And, in any case, there are arguments for the claim that we must assign probabilities to hypotheses like ‘The die lands on 1’ and ‘There will exist at least 10^16 people in the future.’ If we don’t assign probabilities, we are vulnerable to getting Dutch-booked and accuracy-dominated.
Suppose, then, that you accept that we must assign probabilities to the relevant hypotheses. Greaves and MacAskill’s point is that all reasonable-sounding probability assignments imply that we ought to pursue longtermist interventions (given that we accept their moral premise, which I discuss later). Consider, for example, the hypothesis that humanity spreads into space and that 10^24 people exist in the future. What probability assignment to this hypothesis sounds reasonable? Opinions will differ to some extent, but it seems extremely overconfident to assign this hypothesis a probability of less than one in one billion. On a standard view about the relationship between probabilities and rational action, that would imply a willingness to stake £1 billion on the hypothesis, losing it all if the hypothesis turns out true and winning an extra £2 if the hypothesis turns out false (assuming, for illustration’s sake only, that utility is linear with respect to money across this interval).

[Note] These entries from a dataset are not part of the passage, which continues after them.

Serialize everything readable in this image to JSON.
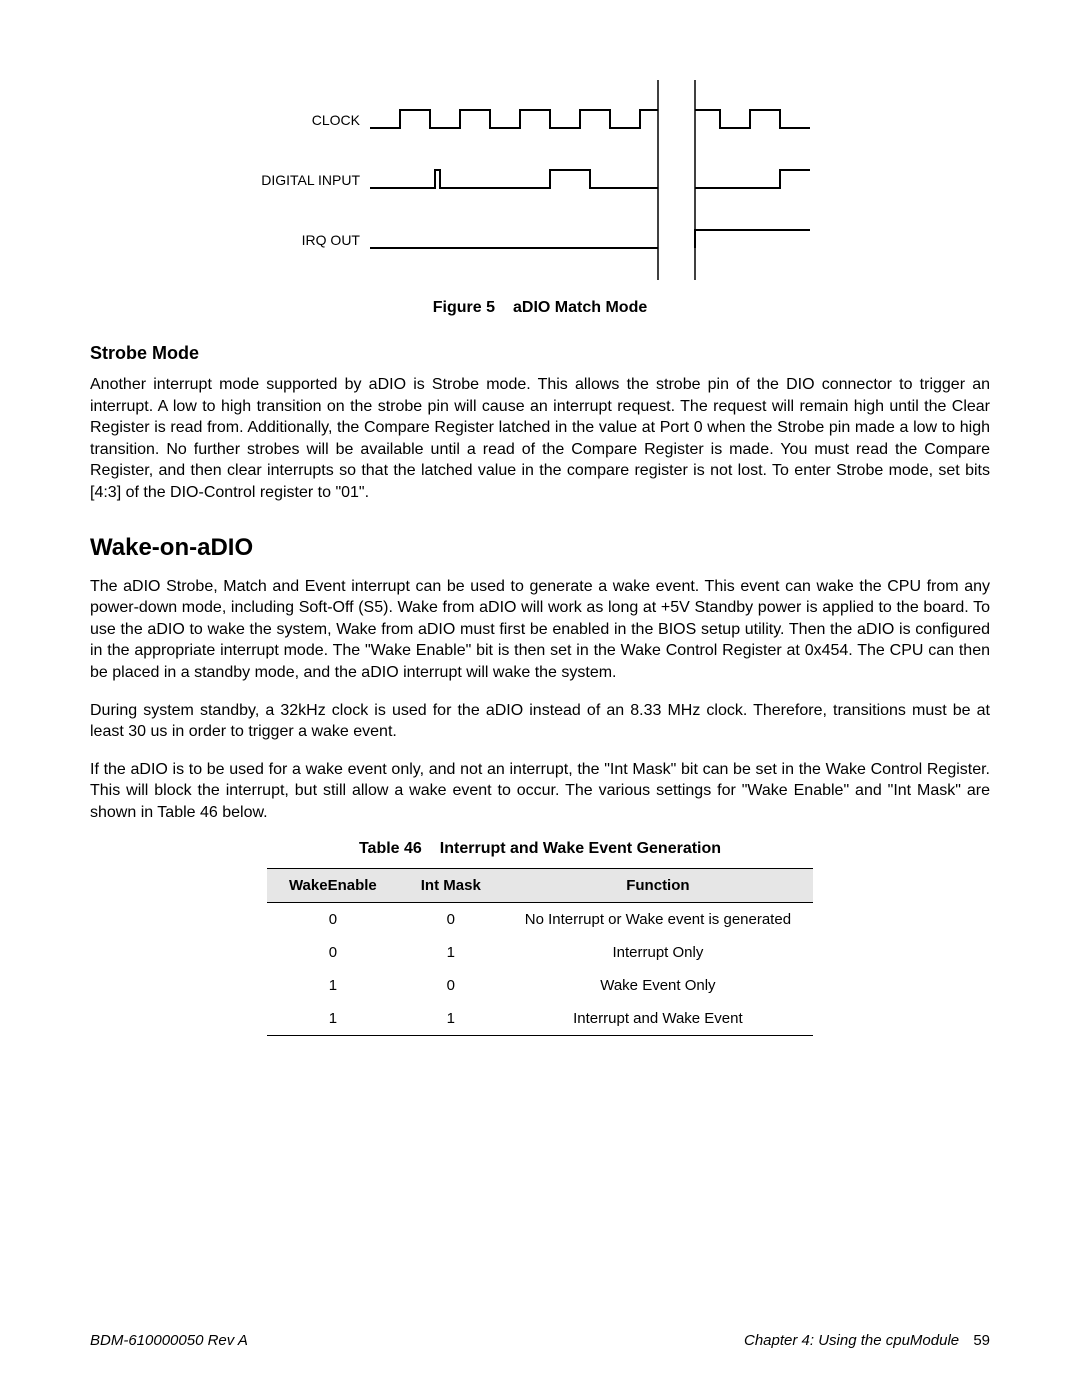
{
  "diagram": {
    "signals": [
      "CLOCK",
      "DIGITAL INPUT",
      "IRQ OUT"
    ]
  },
  "figure": {
    "label": "Figure 5",
    "title": "aDIO Match Mode"
  },
  "strobe": {
    "heading": "Strobe Mode",
    "para": "Another interrupt mode supported by aDIO is Strobe mode. This allows the strobe pin of the DIO connector to trigger an interrupt. A low to high transition on the strobe pin will cause an interrupt request. The request will remain high until the Clear Register is read from. Additionally, the Compare Register latched in the value at Port 0 when the Strobe pin made a low to high transition. No further strobes will be available until a read of the Compare Register is made. You must read the Compare Register, and then clear interrupts so that the latched value in the compare register is not lost. To enter Strobe mode, set bits [4:3] of the DIO-Control register to \"01\"."
  },
  "wake": {
    "heading": "Wake-on-aDIO",
    "p1": "The aDIO Strobe, Match and Event interrupt can be used to generate a wake event. This event can wake the CPU from any power-down mode, including Soft-Off (S5). Wake from aDIO will work as long at +5V Standby power is applied to the board. To use the aDIO to wake the system, Wake from aDIO must first be enabled in the BIOS setup utility. Then the aDIO is configured in the appropriate interrupt mode. The \"Wake Enable\" bit is then set in the Wake Control Register at 0x454. The CPU can then be placed in a standby mode, and the aDIO interrupt will wake the system.",
    "p2": "During system standby, a 32kHz clock is used for the aDIO instead of an 8.33 MHz clock. Therefore, transitions must be at least 30 us in order to trigger a wake event.",
    "p3": "If the aDIO is to be used for a wake event only, and not an interrupt, the \"Int Mask\" bit can be set in the Wake Control Register. This will block the interrupt, but still allow a wake event to occur. The various settings for \"Wake Enable\" and \"Int Mask\" are shown in Table 46 below."
  },
  "table": {
    "label": "Table 46",
    "title": "Interrupt and Wake Event Generation",
    "headers": [
      "WakeEnable",
      "Int Mask",
      "Function"
    ],
    "rows": [
      {
        "c0": "0",
        "c1": "0",
        "c2": "No Interrupt or Wake event is generated"
      },
      {
        "c0": "0",
        "c1": "1",
        "c2": "Interrupt Only"
      },
      {
        "c0": "1",
        "c1": "0",
        "c2": "Wake Event Only"
      },
      {
        "c0": "1",
        "c1": "1",
        "c2": "Interrupt and Wake Event"
      }
    ]
  },
  "footer": {
    "left": "BDM-610000050    Rev A",
    "right_chapter": "Chapter 4:  Using the cpuModule",
    "right_page": "59"
  }
}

The case is the same with other empirical hypotheses that Greaves and MacAskill consider. To get the result that longtermist interventions don’t maximise expected value, you have to make all kinds of overconfident-sounding probability assignments, like ‘I am almost certain that humanity will not spread to the stars,’ ‘I am almost certain that smart, well-motivated people with billions of pounds of resources would not reduce extinction risk by even 0.00001%,’ ‘I am almost certain that billions of pounds of resources devoted to further research on longtermism would not unearth a viable longtermist intervention,’ etc. So, as it turns out, accepting longtermism does not commit us to strong claims about what the future will be like. Instead, it is denying longtermism that commits us to such claims.

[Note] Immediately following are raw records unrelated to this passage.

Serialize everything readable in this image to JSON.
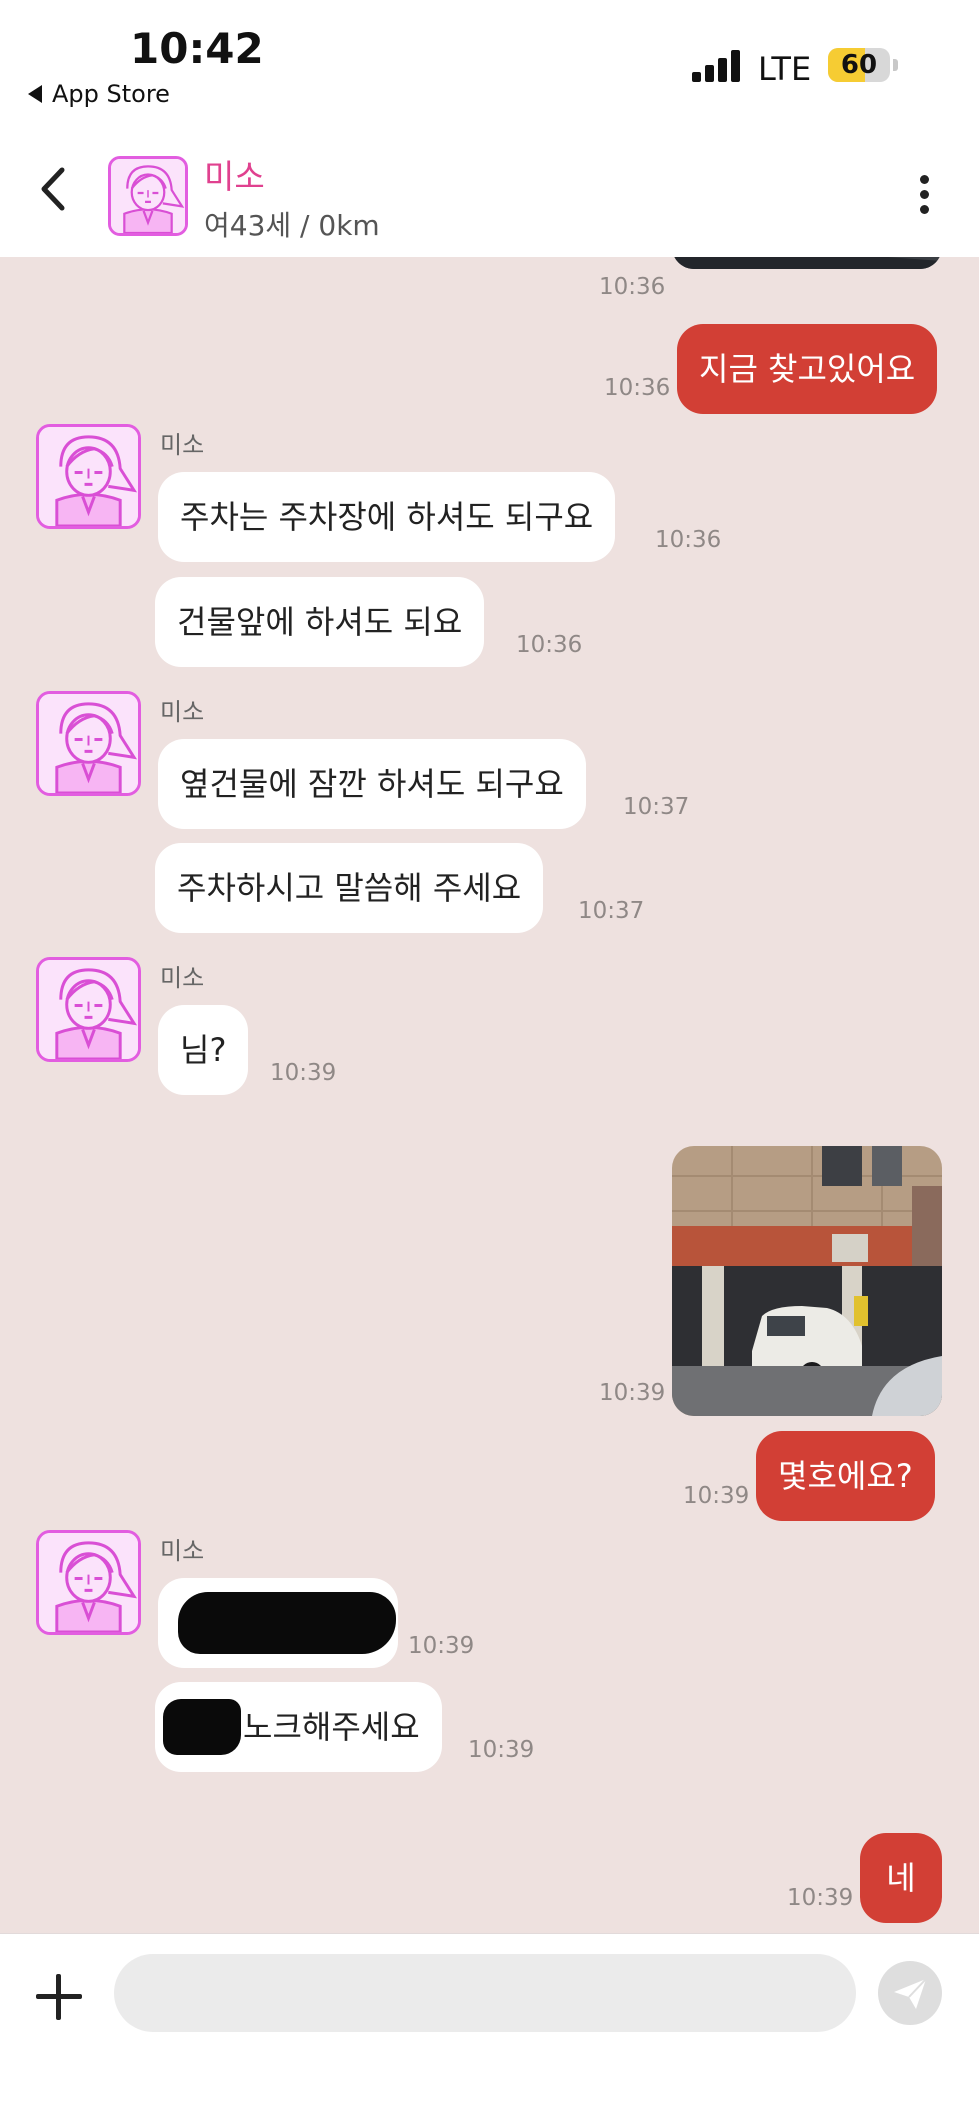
{
  "status_bar": {
    "time": "10:42",
    "back_label": "App Store",
    "network": "LTE",
    "battery": "60",
    "battery_level": 0.6
  },
  "header": {
    "name": "미소",
    "subtitle": "여43세 / 0km"
  },
  "messages": [
    {
      "id": "m1",
      "time": "10:36"
    },
    {
      "id": "m2",
      "text": "지금 찾고있어요",
      "time": "10:36"
    },
    {
      "id": "g1",
      "sender": "미소"
    },
    {
      "id": "m3",
      "text": "주차는 주차장에 하셔도 되구요",
      "time": "10:36"
    },
    {
      "id": "m4",
      "text": "건물앞에 하셔도 되요",
      "time": "10:36"
    },
    {
      "id": "g2",
      "sender": "미소"
    },
    {
      "id": "m5",
      "text": "옆건물에 잠깐 하셔도 되구요",
      "time": "10:37"
    },
    {
      "id": "m6",
      "text": "주차하시고 말씀해 주세요",
      "time": "10:37"
    },
    {
      "id": "g3",
      "sender": "미소"
    },
    {
      "id": "m7",
      "text": "님?",
      "time": "10:39"
    },
    {
      "id": "m8",
      "time": "10:39"
    },
    {
      "id": "m9",
      "text": "몇호에요?",
      "time": "10:39"
    },
    {
      "id": "g4",
      "sender": "미소"
    },
    {
      "id": "m10",
      "time": "10:39"
    },
    {
      "id": "m11",
      "text": "노크해주세요",
      "time": "10:39"
    },
    {
      "id": "m12",
      "text": "네",
      "time": "10:39"
    }
  ],
  "input": {
    "placeholder": "",
    "value": ""
  },
  "colors": {
    "accent": "#d23f35",
    "name": "#e0418f",
    "chat_bg": "#eee1df",
    "avatar_border": "#e25de0"
  },
  "icons": [
    "back-chevron-icon",
    "more-vertical-icon",
    "plus-icon",
    "send-icon"
  ]
}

So, to summarise the above, we have to assign probabilities to empirical hypotheses, on pain of getting Dutch-booked and accuracy-dominated. And all reasonable-seeming probability assignments imply that we should pursue longtermist interventions.
Now, this final sentence is conditional on the truth of Greaves and MacAskill’s moral premises. In particular, it depends on their claim that we ought to have a zero rate of pure time preference.

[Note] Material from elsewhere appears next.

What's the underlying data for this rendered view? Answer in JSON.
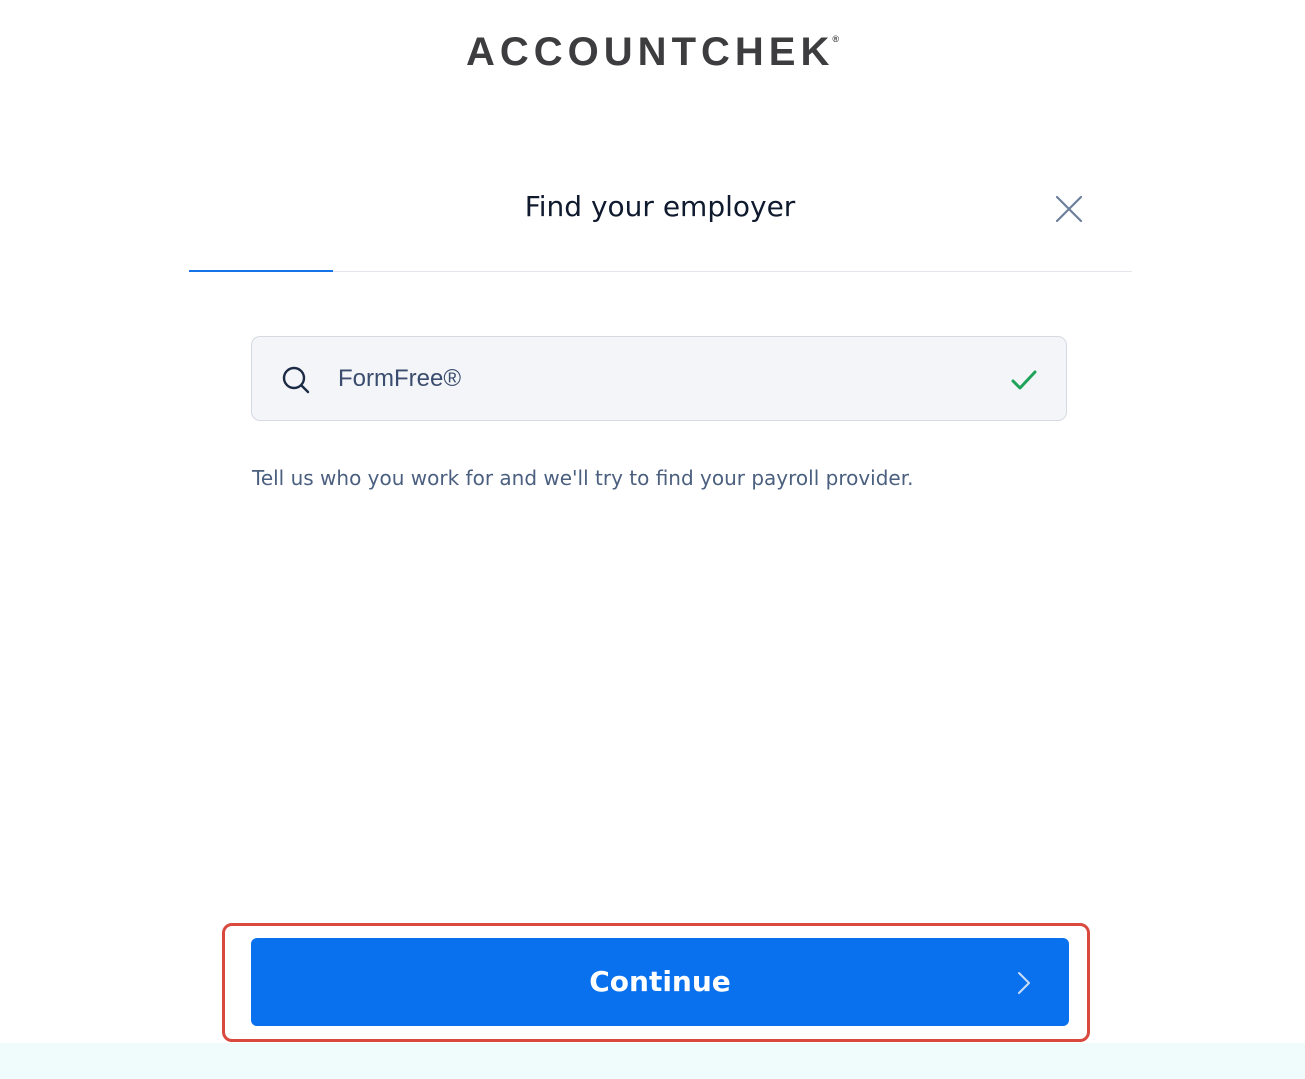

The first thing to note is that the word ‘pure’ is important here. As you point out, ‘we should be biased towards the present for the simple reason that tomorrow may not arrive.’ Greaves and MacAskill would agree. Longtermists incorporate this factor in their arguments, and it does not change their conclusions. Ord calls it ‘discounting for the catastrophe rate’ in The Precipice, and you can read more about the role it plays there.
When Greaves and MacAskill claim that we ought to have a zero rate of pure time preference, they are claiming that we ought not care less about consequences purely because they occur later in time. This pattern of caring really does seem indefensible. Suppose, for example, that a villain has set a time-bomb in an elementary school classroom. You initially think it is set to go off in a year’s time, and you are horrified. In a year’s time, 30 children will die. Suppose that the villain then tells you that they’ve set the bomb to go off in ten years’ time. In ten years’ time, 30 children will die. Are you now less horrified? If you had a positive rate of pure time preference, you would be. But that seems absurd.
As Ord points out, positive rates of pure time preference seem even less defensible when we consider longer time scales: ‘At a rate of pure time preference of 1 percent, a single death in 6,000 years’ time would be vastly more important than a billion deaths in 9,000 years. And King Tutankhamun would have been obliged to value a single day of suffering in the life of one of his contemporaries as more important than a lifetime of suffering for all 7.7 billion people alive today.’
Thanks again for the post! It’s good to see longtermism getting some critical examination.